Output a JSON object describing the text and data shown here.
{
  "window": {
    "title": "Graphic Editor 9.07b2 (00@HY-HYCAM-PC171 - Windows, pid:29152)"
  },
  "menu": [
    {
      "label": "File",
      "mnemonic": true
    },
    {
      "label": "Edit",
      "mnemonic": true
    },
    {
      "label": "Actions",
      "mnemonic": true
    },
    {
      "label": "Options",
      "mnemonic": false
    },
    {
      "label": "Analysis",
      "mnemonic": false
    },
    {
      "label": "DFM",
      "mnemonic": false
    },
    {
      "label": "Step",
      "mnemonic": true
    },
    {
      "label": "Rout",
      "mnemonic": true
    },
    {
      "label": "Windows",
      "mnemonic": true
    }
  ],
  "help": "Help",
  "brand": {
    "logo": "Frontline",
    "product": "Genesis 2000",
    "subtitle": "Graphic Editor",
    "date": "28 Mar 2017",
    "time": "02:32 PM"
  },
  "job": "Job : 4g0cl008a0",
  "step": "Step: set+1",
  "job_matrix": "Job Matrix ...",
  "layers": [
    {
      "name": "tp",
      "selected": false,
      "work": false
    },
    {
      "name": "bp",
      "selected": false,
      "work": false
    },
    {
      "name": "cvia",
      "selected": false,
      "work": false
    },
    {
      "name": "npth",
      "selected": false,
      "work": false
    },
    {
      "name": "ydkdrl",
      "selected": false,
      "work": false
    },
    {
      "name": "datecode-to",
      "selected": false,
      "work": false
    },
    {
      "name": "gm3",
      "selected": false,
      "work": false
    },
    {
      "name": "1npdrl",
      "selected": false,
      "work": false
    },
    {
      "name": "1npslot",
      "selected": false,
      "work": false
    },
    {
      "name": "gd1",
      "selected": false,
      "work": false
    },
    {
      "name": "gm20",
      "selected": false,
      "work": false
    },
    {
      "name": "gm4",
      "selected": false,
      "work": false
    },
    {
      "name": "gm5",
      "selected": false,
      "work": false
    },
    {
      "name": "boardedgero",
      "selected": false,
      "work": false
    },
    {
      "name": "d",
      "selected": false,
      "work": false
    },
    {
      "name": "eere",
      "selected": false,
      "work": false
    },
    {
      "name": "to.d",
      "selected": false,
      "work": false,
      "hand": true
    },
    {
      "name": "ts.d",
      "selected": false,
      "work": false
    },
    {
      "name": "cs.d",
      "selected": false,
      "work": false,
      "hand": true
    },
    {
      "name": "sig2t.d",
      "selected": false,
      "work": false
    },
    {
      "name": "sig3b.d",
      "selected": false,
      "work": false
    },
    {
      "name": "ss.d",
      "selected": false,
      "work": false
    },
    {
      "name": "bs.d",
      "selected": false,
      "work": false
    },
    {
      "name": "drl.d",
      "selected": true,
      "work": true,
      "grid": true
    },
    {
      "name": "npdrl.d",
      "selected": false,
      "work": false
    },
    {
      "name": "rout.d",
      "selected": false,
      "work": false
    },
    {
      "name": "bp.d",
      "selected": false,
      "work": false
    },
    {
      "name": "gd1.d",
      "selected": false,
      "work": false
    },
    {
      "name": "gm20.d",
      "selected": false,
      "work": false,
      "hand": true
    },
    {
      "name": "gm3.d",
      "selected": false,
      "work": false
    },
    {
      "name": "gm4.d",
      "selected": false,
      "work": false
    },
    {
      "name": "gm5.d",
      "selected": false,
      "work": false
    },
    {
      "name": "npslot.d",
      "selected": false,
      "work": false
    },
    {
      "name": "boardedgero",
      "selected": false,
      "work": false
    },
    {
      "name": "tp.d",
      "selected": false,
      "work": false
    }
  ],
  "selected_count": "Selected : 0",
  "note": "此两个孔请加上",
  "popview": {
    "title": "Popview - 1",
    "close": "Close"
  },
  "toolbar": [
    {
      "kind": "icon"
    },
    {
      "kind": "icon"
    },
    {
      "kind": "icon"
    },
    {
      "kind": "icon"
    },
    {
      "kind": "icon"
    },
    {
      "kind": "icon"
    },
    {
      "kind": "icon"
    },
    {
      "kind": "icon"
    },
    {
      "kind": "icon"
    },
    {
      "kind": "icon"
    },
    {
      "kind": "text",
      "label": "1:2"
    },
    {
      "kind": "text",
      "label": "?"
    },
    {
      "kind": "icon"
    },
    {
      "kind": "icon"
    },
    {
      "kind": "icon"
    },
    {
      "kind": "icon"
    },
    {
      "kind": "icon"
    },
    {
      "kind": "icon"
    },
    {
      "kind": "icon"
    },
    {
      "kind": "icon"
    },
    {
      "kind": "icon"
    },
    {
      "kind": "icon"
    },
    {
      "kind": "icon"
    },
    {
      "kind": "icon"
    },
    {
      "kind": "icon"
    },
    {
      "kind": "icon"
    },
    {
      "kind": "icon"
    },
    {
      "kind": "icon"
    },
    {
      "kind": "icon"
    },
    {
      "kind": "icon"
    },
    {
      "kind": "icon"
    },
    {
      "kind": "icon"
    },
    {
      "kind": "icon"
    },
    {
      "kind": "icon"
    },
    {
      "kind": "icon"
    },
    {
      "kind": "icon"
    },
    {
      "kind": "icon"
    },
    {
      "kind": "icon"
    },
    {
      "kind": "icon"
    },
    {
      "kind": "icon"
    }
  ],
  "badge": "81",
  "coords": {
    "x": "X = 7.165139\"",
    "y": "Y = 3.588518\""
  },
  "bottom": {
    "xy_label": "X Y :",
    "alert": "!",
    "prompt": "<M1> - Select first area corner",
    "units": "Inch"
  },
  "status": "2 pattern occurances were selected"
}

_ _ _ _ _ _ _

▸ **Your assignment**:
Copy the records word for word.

▸ **Result of the task**:
Output a JSON object describing the text and data shown here.
{
  "window": {
    "title": "Graphic Editor 9.07b2 (00@HY-HYCAM-PC171 - Windows, pid:29152)"
  },
  "menu": [
    {
      "label": "File",
      "mnemonic": true
    },
    {
      "label": "Edit",
      "mnemonic": true
    },
    {
      "label": "Actions",
      "mnemonic": true
    },
    {
      "label": "Options",
      "mnemonic": false
    },
    {
      "label": "Analysis",
      "mnemonic": false
    },
    {
      "label": "DFM",
      "mnemonic": false
    },
    {
      "label": "Step",
      "mnemonic": true
    },
    {
      "label": "Rout",
      "mnemonic": true
    },
    {
      "label": "Windows",
      "mnemonic": true
    }
  ],
  "help": "Help",
  "brand": {
    "logo": "Frontline",
    "product": "Genesis 2000",
    "subtitle": "Graphic Editor",
    "date": "28 Mar 2017",
    "time": "02:32 PM"
  },
  "job": "Job : 4g0cl008a0",
  "step": "Step: set+1",
  "job_matrix": "Job Matrix ...",
  "layers": [
    {
      "name": "tp",
      "selected": false,
      "work": false
    },
    {
      "name": "bp",
      "selected": false,
      "work": false
    },
    {
      "name": "cvia",
      "selected": false,
      "work": false
    },
    {
      "name": "npth",
      "selected": false,
      "work": false
    },
    {
      "name": "ydkdrl",
      "selected": false,
      "work": false
    },
    {
      "name": "datecode-to",
      "selected": false,
      "work": false
    },
    {
      "name": "gm3",
      "selected": false,
      "work": false
    },
    {
      "name": "1npdrl",
      "selected": false,
      "work": false
    },
    {
      "name": "1npslot",
      "selected": false,
      "work": false
    },
    {
      "name": "gd1",
      "selected": false,
      "work": false
    },
    {
      "name": "gm20",
      "selected": false,
      "work": false
    },
    {
      "name": "gm4",
      "selected": false,
      "work": false
    },
    {
      "name": "gm5",
      "selected": false,
      "work": false
    },
    {
      "name": "boardedgero",
      "selected": false,
      "work": false
    },
    {
      "name": "d",
      "selected": false,
      "work": false
    },
    {
      "name": "eere",
      "selected": false,
      "work": false
    },
    {
      "name": "to.d",
      "selected": false,
      "work": false,
      "hand": true
    },
    {
      "name": "ts.d",
      "selected": false,
      "work": false
    },
    {
      "name": "cs.d",
      "selected": false,
      "work": false,
      "hand": true
    },
    {
      "name": "sig2t.d",
      "selected": false,
      "work": false
    },
    {
      "name": "sig3b.d",
      "selected": false,
      "work": false
    },
    {
      "name": "ss.d",
      "selected": false,
      "work": false
    },
    {
      "name": "bs.d",
      "selected": false,
      "work": false
    },
    {
      "name": "drl.d",
      "selected": true,
      "work": true,
      "grid": true
    },
    {
      "name": "npdrl.d",
      "selected": false,
      "work": false
    },
    {
      "name": "rout.d",
      "selected": false,
      "work": false
    },
    {
      "name": "bp.d",
      "selected": false,
      "work": false
    },
    {
      "name": "gd1.d",
      "selected": false,
      "work": false
    },
    {
      "name": "gm20.d",
      "selected": false,
      "work": false,
      "hand": true
    },
    {
      "name": "gm3.d",
      "selected": false,
      "work": false
    },
    {
      "name": "gm4.d",
      "selected": false,
      "work": false
    },
    {
      "name": "gm5.d",
      "selected": false,
      "work": false
    },
    {
      "name": "npslot.d",
      "selected": false,
      "work": false
    },
    {
      "name": "boardedgero",
      "selected": false,
      "work": false
    },
    {
      "name": "tp.d",
      "selected": false,
      "work": false
    }
  ],
  "selected_count": "Selected : 0",
  "note": "此两个孔请加上",
  "popview": {
    "title": "Popview - 1",
    "close": "Close"
  },
  "toolbar": [
    {
      "kind": "icon"
    },
    {
      "kind": "icon"
    },
    {
      "kind": "icon"
    },
    {
      "kind": "icon"
    },
    {
      "kind": "icon"
    },
    {
      "kind": "icon"
    },
    {
      "kind": "icon"
    },
    {
      "kind": "icon"
    },
    {
      "kind": "icon"
    },
    {
      "kind": "icon"
    },
    {
      "kind": "text",
      "label": "1:2"
    },
    {
      "kind": "text",
      "label": "?"
    },
    {
      "kind": "icon"
    },
    {
      "kind": "icon"
    },
    {
      "kind": "icon"
    },
    {
      "kind": "icon"
    },
    {
      "kind": "icon"
    },
    {
      "kind": "icon"
    },
    {
      "kind": "icon"
    },
    {
      "kind": "icon"
    },
    {
      "kind": "icon"
    },
    {
      "kind": "icon"
    },
    {
      "kind": "icon"
    },
    {
      "kind": "icon"
    },
    {
      "kind": "icon"
    },
    {
      "kind": "icon"
    },
    {
      "kind": "icon"
    },
    {
      "kind": "icon"
    },
    {
      "kind": "icon"
    },
    {
      "kind": "icon"
    },
    {
      "kind": "icon"
    },
    {
      "kind": "icon"
    },
    {
      "kind": "icon"
    },
    {
      "kind": "icon"
    },
    {
      "kind": "icon"
    },
    {
      "kind": "icon"
    },
    {
      "kind": "icon"
    },
    {
      "kind": "icon"
    },
    {
      "kind": "icon"
    },
    {
      "kind": "icon"
    }
  ],
  "badge": "81",
  "coords": {
    "x": "X = 7.165139\"",
    "y": "Y = 3.588518\""
  },
  "bottom": {
    "xy_label": "X Y :",
    "alert": "!",
    "prompt": "<M1> - Select first area corner",
    "units": "Inch"
  },
  "status": "2 pattern occurances were selected"
}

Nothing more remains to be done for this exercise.